What the task requires ▸ Copy the data that follows exactly. Include no pictures.

Records provided Block Start

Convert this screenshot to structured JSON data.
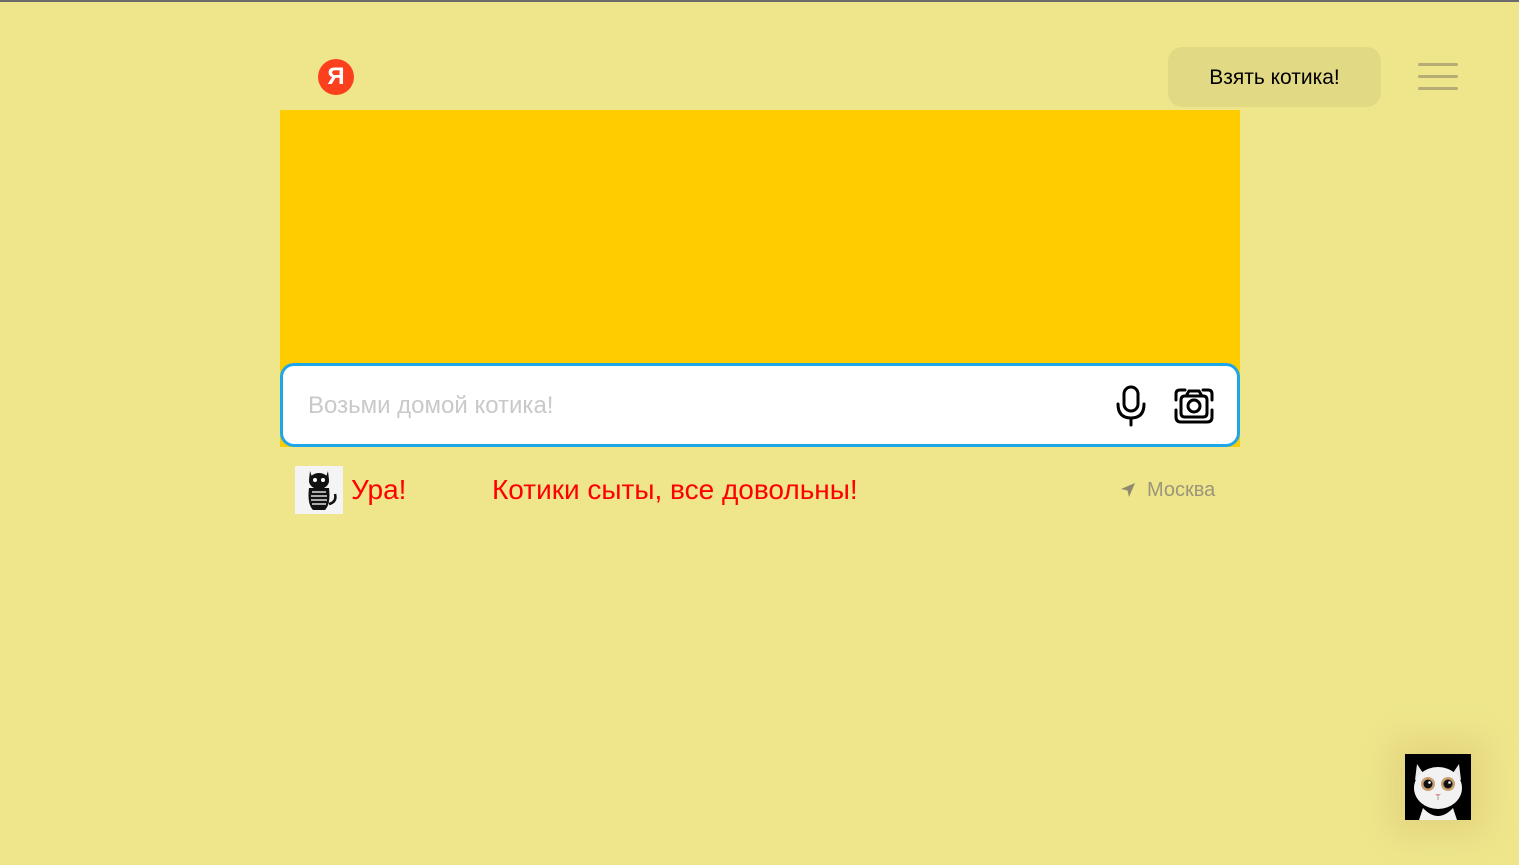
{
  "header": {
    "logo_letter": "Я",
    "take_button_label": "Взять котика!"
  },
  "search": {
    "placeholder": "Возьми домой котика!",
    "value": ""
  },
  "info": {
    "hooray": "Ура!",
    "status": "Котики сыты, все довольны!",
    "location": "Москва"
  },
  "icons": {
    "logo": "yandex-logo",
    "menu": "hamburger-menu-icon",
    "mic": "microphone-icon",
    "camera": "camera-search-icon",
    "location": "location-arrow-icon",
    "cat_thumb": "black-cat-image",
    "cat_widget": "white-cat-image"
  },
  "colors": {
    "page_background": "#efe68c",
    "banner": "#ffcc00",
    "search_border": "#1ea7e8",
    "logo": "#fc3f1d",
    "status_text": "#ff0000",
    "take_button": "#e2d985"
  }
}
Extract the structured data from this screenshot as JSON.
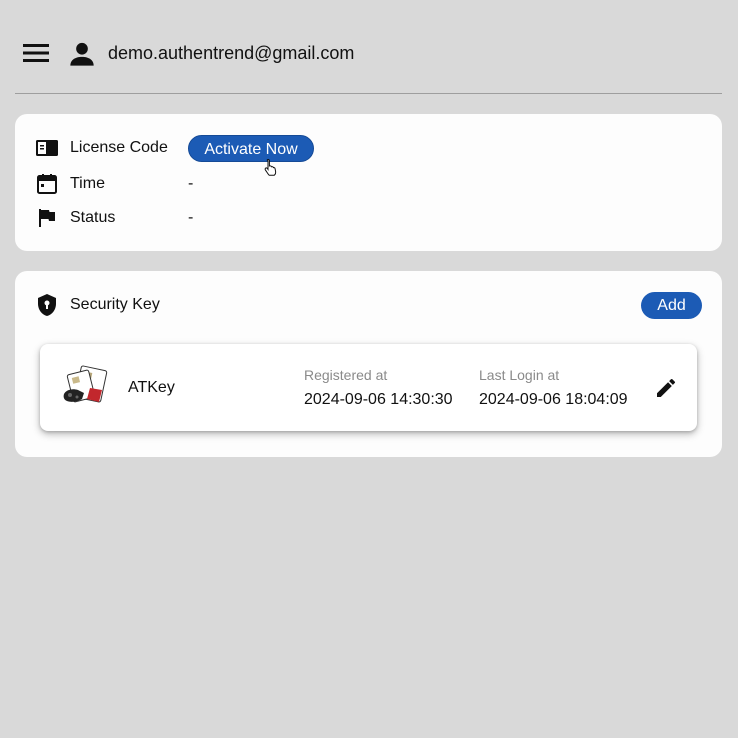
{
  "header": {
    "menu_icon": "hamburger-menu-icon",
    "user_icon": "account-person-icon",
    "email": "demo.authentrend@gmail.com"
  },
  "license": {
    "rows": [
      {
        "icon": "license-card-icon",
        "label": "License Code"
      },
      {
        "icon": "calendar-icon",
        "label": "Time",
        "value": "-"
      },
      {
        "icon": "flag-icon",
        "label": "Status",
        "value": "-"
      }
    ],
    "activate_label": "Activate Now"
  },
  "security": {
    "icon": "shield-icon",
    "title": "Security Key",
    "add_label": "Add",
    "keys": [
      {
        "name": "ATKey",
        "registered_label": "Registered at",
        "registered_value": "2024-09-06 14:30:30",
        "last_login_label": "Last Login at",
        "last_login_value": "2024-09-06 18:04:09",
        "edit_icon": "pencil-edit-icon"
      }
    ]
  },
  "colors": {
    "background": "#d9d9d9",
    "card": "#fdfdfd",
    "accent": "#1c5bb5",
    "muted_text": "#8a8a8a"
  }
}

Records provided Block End

Solution to this exercise ▸
Convert this screenshot to structured JSON data.
{
  "header": {
    "logo_letter": "Я",
    "take_button_label": "Взять котика!"
  },
  "search": {
    "placeholder": "Возьми домой котика!",
    "value": ""
  },
  "info": {
    "hooray": "Ура!",
    "status": "Котики сыты, все довольны!",
    "location": "Москва"
  },
  "icons": {
    "logo": "yandex-logo",
    "menu": "hamburger-menu-icon",
    "mic": "microphone-icon",
    "camera": "camera-search-icon",
    "location": "location-arrow-icon",
    "cat_thumb": "black-cat-image",
    "cat_widget": "white-cat-image"
  },
  "colors": {
    "page_background": "#efe68c",
    "banner": "#ffcc00",
    "search_border": "#1ea7e8",
    "logo": "#fc3f1d",
    "status_text": "#ff0000",
    "take_button": "#e2d985"
  }
}
Extract the structured data from this screenshot as JSON.
{
  "header": {
    "menu_icon": "hamburger-menu-icon",
    "user_icon": "account-person-icon",
    "email": "demo.authentrend@gmail.com"
  },
  "license": {
    "rows": [
      {
        "icon": "license-card-icon",
        "label": "License Code"
      },
      {
        "icon": "calendar-icon",
        "label": "Time",
        "value": "-"
      },
      {
        "icon": "flag-icon",
        "label": "Status",
        "value": "-"
      }
    ],
    "activate_label": "Activate Now"
  },
  "security": {
    "icon": "shield-icon",
    "title": "Security Key",
    "add_label": "Add",
    "keys": [
      {
        "name": "ATKey",
        "registered_label": "Registered at",
        "registered_value": "2024-09-06 14:30:30",
        "last_login_label": "Last Login at",
        "last_login_value": "2024-09-06 18:04:09",
        "edit_icon": "pencil-edit-icon"
      }
    ]
  },
  "colors": {
    "background": "#d9d9d9",
    "card": "#fdfdfd",
    "accent": "#1c5bb5",
    "muted_text": "#8a8a8a"
  }
}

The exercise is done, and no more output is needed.